How does a company which specialises in environmental consultancy celebrate the Wildlife Trust’s #30 Days Wild challenge? Friends and clients have scratched their heads when we‘ve mentioned it, assuming that wild challenge is what we do daily for a living. There is a difference, though, between the day job and our interest in the natural environment at a personal level. In fact, far from being a ‘busman’s holiday’, the experience of actively taking time to focus on our environment for pure enjoyment has been a revelation.
The #30 Days Wild challenge is to do something “wild” every day for the 30 days of June. The point of Landmark participating is that, as the Wildlife Trusts state, “Making nature part of people’s personal and work life can improve the health and wellbeing of all employees, helping them to get active, be more aware of the world around them, feel more confident, make environmentally-aware decisions and improve creativity.“
We’ve managed to pack a lot of activities into the first three weeks. Admittedly it is easier for some of our colleagues who frequently work outside anyway – our ecologists are pretty ‘wild’ already. They’ve been busy hunting for common spotted orchids (in a torrential downpour) and going out with bat detectors finding a variety of bats, including lesser and greater horseshoes.
Others at Landmark have been busy going wild in their free time. Our colleague Jenny won the first week’s challenge, family camping in Wales and walking the dog in the South Downs National Park, where she was lucky enough to see skylarks (Alauda arvensis) and five-spot burnet moths (Zygaena trifolii). She also went wild swimming in a lake, sharing the water with tadpoles and birds nesting in the reeds.
Bernice and Nick have been birdwatching at Westhay Moor Reserve in Somerset, accompanied by the office dogs (very experienced wildlife watchers). This Somerset Trust Reserve is well worth a visit, with well-marked paths between extensive lakes and wet woodland. It was alive with birds, ranging from marsh harrier (Circus aeruginosus), hobby (Falco Subbuteo), noisy cettis warbler (Cettia cetti) and bittern (Botaurus stellaris), reed bunting (Emberiza schoeniclus), kingfisher (Alcedines) and both little and great white egrets (Egretta garzetta & Ardea alba ) to the more common buzzard (Buteo buteo). It’s not necessary to go to a nature reserve to enjoy rarities however. Travelling along the M4 next to Dinton Pastures Country Park near Reading offers great views of circling red kites (Milvus milvus) and exotic parakeets (Melopsittacus undulates).
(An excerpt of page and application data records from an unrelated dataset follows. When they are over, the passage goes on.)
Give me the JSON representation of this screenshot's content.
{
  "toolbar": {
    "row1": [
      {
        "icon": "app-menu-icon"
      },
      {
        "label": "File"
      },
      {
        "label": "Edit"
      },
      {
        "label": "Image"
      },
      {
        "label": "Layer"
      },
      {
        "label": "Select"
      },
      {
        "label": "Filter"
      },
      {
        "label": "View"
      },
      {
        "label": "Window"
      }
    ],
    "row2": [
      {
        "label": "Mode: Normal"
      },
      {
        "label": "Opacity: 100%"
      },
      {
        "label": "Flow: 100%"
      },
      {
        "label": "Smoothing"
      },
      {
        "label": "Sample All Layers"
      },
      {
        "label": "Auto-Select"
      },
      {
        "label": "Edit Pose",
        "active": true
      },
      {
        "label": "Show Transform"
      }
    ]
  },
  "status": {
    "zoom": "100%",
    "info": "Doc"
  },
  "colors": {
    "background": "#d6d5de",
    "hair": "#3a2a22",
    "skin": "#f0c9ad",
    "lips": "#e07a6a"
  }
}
We have activities planned in the office and at the end of June we’ll consider who will be crowned as the “wildest” at Landmark. Meanwhile, we would urge anyone else who hasn’t yet taken part to try the #30 Days Wild experience. It needn’t be limited to just this month!